If a film is being shown in a working class colony, the club invites local residents, such as labourers, to join them. What interests many of film-goers is the discussion that follows the screenings. Watching a film on the Net, after all, is usually a solitary, or, at best, a family viewing. At film clubs, cinema is often dissected threadbare. "These discussions leave us with a better understanding of society," Sharma says. India's film movement took off in Calcutta when director Satyajit Ray, then still an advertising professional, brought together a group of people who watched and discussed films. "Earlier there were film societies, now there are film clubs. When Ray started a film society, others followed him. A similar thing is happening now. They show films that may or may not have reached cinema halls," Raina says. It was not easy then to procure films, or hire a film projector and a screen.
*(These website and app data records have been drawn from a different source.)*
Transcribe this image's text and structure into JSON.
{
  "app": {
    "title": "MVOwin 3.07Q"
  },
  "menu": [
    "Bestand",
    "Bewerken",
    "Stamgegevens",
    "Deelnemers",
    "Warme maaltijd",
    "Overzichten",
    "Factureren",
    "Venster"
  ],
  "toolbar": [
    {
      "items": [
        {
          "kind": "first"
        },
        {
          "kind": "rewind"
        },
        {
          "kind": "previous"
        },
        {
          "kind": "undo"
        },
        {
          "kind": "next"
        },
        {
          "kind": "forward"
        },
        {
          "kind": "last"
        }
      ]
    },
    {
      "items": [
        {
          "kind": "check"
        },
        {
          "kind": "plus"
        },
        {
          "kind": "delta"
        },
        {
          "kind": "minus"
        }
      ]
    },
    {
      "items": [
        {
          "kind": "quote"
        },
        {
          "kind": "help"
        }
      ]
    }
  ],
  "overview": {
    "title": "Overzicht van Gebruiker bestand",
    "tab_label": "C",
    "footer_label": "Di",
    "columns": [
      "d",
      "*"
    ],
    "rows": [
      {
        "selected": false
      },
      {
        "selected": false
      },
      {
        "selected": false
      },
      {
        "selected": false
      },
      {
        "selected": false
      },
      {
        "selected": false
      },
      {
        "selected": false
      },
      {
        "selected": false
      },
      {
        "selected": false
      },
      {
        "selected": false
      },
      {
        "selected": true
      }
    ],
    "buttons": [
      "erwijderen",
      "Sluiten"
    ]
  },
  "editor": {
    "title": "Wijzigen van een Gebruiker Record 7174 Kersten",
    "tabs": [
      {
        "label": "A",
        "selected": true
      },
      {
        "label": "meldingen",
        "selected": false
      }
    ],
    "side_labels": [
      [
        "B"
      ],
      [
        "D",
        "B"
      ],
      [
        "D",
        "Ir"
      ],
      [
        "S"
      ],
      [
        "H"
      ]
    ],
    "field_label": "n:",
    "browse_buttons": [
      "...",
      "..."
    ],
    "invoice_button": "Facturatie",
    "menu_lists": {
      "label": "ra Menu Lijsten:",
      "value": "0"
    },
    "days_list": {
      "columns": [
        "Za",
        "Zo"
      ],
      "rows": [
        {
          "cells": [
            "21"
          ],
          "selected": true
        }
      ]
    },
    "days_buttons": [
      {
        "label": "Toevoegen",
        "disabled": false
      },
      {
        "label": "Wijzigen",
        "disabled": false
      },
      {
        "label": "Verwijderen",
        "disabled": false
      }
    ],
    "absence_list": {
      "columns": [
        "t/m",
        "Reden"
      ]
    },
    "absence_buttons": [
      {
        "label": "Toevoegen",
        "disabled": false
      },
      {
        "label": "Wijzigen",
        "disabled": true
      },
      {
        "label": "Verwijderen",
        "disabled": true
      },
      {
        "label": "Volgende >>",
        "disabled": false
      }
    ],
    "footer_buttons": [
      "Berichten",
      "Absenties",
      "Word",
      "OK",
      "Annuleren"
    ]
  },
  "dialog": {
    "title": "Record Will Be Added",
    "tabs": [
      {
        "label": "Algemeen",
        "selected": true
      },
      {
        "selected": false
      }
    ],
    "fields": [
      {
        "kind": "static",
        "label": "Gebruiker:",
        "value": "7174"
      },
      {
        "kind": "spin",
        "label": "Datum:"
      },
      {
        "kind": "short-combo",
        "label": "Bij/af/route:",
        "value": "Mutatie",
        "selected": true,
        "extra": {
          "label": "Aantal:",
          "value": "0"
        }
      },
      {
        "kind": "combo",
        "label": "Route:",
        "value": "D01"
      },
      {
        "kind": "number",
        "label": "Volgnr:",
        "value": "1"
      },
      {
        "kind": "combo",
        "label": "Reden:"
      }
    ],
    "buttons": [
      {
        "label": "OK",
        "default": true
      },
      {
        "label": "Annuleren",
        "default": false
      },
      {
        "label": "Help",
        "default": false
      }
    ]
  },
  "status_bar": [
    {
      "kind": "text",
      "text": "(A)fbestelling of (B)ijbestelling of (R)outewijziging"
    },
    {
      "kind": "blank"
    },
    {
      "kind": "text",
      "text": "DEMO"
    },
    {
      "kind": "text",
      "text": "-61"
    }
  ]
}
In these hi-tech times, a laptop and a screen are enough for showing a film. Supriya Puri, from city-based film club Cinedarbaar, believes that watching the works of legendary directors "expands people's vocabulary" of the cinematic language. "Bringing in the masters again and again to the audience helps train their eyes to find new things and expands their cinematic vocabulary," she says. Raina feels re-visiting films also presents the viewer with fresh perspectives. "Aspects of film making, its script, cinematography are discussed. So it becomes a knowledge pool of film appreciators. It is a very positive movement for the growth of cinema," the veteran artiste says. Film critic Bhawana Somaaya lauds such community activities that bring together people at a time when "they take pride in not being friends with their neighbours". "So many people make an effort to watch so many more films in different places at different times," says Somaaya. "The clubs help cinema become immortal," she adds.
(This story has not been edited by Business Standard staff and is auto-generated from a syndicated feed.)